The Indian Trail Improvement District Board of Supervisors heard a report on Wednesday, May 14 from Kim DeLaney with the Treasure Coast Regional Planning Council (TCRPC) on the results of a recent mobility planning workshop that was held with Acreage residents.
ITID has contracted with the TCRPC to advise the district on improving vehicular, pedestrian and other modes of travel to address increasing pressure on Acreage-area roadways and paths.
DeLaney said that a three-hour community workshop held on April 30 via Zoom and Facebook Live had active resident participation.
“These plans are always in pencil,” she said. “We are still early in the process, but we are closing in on core issues that Indian Trail wants to see.”
DeLaney said that the district has lots of vehicles, but also pedestrians, as well as those riding golf carts, bikes and horses.
“One of the key points was this district has a younger demographic,” she said, explaining that traffic speeds are so fast that school crossings must be overpopulated by crossing guards so kids can get across roads safely.
DeLaney noted that arterial, connector and local roads have been affected primarily by outside influences, particularly the City of Westlake, which is located roughly in the middle of ITID’s service area.
“Westlake is bringing significant change in land use patterns,” she said, adding that surrounding communities, both existing and planned, will have profound effects on ITID roads.
Leading the issues that DeLaney drew from the workshop was to control cut-through traffic and speeding on local roads owned and maintained by ITID.
The second-most important issue was how to reduce the impact of county roads on the lifestyle of area residents.
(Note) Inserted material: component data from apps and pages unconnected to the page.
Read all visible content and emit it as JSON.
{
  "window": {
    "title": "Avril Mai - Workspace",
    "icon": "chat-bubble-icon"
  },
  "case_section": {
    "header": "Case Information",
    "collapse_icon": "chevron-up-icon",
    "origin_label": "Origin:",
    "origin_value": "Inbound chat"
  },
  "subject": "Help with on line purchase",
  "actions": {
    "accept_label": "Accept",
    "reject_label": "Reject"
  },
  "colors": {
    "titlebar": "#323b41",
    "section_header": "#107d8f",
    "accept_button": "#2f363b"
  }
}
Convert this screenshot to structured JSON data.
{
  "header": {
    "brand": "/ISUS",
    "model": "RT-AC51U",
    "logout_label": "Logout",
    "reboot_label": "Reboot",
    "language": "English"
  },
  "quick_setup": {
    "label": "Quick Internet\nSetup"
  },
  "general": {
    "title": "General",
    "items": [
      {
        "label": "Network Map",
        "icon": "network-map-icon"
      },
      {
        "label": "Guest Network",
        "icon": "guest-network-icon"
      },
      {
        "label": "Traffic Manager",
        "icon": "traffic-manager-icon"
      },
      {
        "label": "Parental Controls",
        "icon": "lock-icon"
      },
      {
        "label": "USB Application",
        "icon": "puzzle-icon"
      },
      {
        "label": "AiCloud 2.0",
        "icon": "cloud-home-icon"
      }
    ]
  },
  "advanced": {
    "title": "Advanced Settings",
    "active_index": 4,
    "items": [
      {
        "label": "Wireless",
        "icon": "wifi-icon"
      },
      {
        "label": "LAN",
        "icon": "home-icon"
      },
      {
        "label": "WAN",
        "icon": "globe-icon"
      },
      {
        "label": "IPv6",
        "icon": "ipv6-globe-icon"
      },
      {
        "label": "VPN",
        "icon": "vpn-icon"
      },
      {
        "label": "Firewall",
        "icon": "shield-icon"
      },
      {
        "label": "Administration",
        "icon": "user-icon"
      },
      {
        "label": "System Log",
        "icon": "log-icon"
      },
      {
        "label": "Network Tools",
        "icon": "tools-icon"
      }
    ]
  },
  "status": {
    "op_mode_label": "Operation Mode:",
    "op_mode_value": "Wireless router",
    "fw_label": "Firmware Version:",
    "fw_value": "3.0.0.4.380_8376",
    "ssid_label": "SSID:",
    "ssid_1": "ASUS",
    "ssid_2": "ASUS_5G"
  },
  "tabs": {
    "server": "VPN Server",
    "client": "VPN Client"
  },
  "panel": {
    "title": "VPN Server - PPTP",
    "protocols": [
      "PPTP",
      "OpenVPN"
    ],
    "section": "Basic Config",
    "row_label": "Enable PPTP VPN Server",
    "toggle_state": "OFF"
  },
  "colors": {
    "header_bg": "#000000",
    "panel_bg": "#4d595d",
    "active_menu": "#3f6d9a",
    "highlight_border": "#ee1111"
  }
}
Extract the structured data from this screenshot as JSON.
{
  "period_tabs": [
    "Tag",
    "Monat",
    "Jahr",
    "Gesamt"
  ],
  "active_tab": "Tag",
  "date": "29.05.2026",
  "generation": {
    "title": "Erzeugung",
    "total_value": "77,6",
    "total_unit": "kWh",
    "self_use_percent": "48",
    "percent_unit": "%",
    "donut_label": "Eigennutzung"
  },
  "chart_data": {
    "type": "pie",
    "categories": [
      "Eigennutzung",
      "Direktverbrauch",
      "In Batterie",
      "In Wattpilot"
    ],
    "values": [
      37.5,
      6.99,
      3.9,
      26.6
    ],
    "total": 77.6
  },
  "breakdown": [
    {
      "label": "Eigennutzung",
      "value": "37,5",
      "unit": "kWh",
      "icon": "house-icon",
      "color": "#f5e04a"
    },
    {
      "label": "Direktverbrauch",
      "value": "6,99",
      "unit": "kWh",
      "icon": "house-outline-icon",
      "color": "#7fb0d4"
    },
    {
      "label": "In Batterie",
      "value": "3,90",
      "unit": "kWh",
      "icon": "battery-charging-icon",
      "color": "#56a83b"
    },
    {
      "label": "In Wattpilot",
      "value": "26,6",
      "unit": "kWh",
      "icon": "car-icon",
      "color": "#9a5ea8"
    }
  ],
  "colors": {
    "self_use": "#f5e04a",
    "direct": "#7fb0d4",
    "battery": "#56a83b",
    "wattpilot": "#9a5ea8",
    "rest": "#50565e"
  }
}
County roads include Coconut Blvd. with a future expansion planned for five lanes, as well as the expansion of Orange Blvd. and 60th Street North along the M Canal.
“Some things you have more control than others,” DeLaney said. “The county has control over laneage, but appearance is part of what ITID can do.”
She added that Persimmon Blvd. is a district road, but the Palm Beach Transportation Planning Agency has identified it as a connecting road.
DeLaney said efforts are being made to move pedestrian, equestrian and multimodal pathways off the roads, possibly separated by bioswales and/or fences to improve safety.
She also noted that residents showed a desire to have more traffic calming, such as raised traffic tables, traffic islands and warning signs to slow down, but did not want speed bumps.
Fourth on the list was to improve safety for citizens. DeLaney explained that higher speeds increase fatalities. She suggested multimodal paths at least eight feet wide rather than sidewalks, adding that grant funding is available for such projects, as well as other safety improvements, such as raised pedestrian crossings and crossings that light up when pedestrians are present.
DeLaney urged the quick approval of a draft document on proposed road improvements to be turned over to the Transportation Planning Agency for consideration by the end of this month.
In other business, the board approved the engineering report for ITID’s R-3 Road Plan, which will improve roads around public buildings, schools and parks.
The approval was for the engineer’s report only and not for funding, which is anticipated to cost about $10 million to be funded through a bond issue.
Supervisor Tim Sayre made a motion to approve the report, which carried 5-0.
The board also approved a change order for completion of the Acreage Community Park expansion project, which was recently taken over by a new contractor.
James Orth with the engineering firm Craig A. Smith & Associates said that issues they found included sidewalks that were not ADA compliant, deficient asphalt and problems with the multipurpose field, including drainage and unsuitable base for sodding.
Supervisor Jennifer Hager made a motion to approve the change order, which carried 5-0.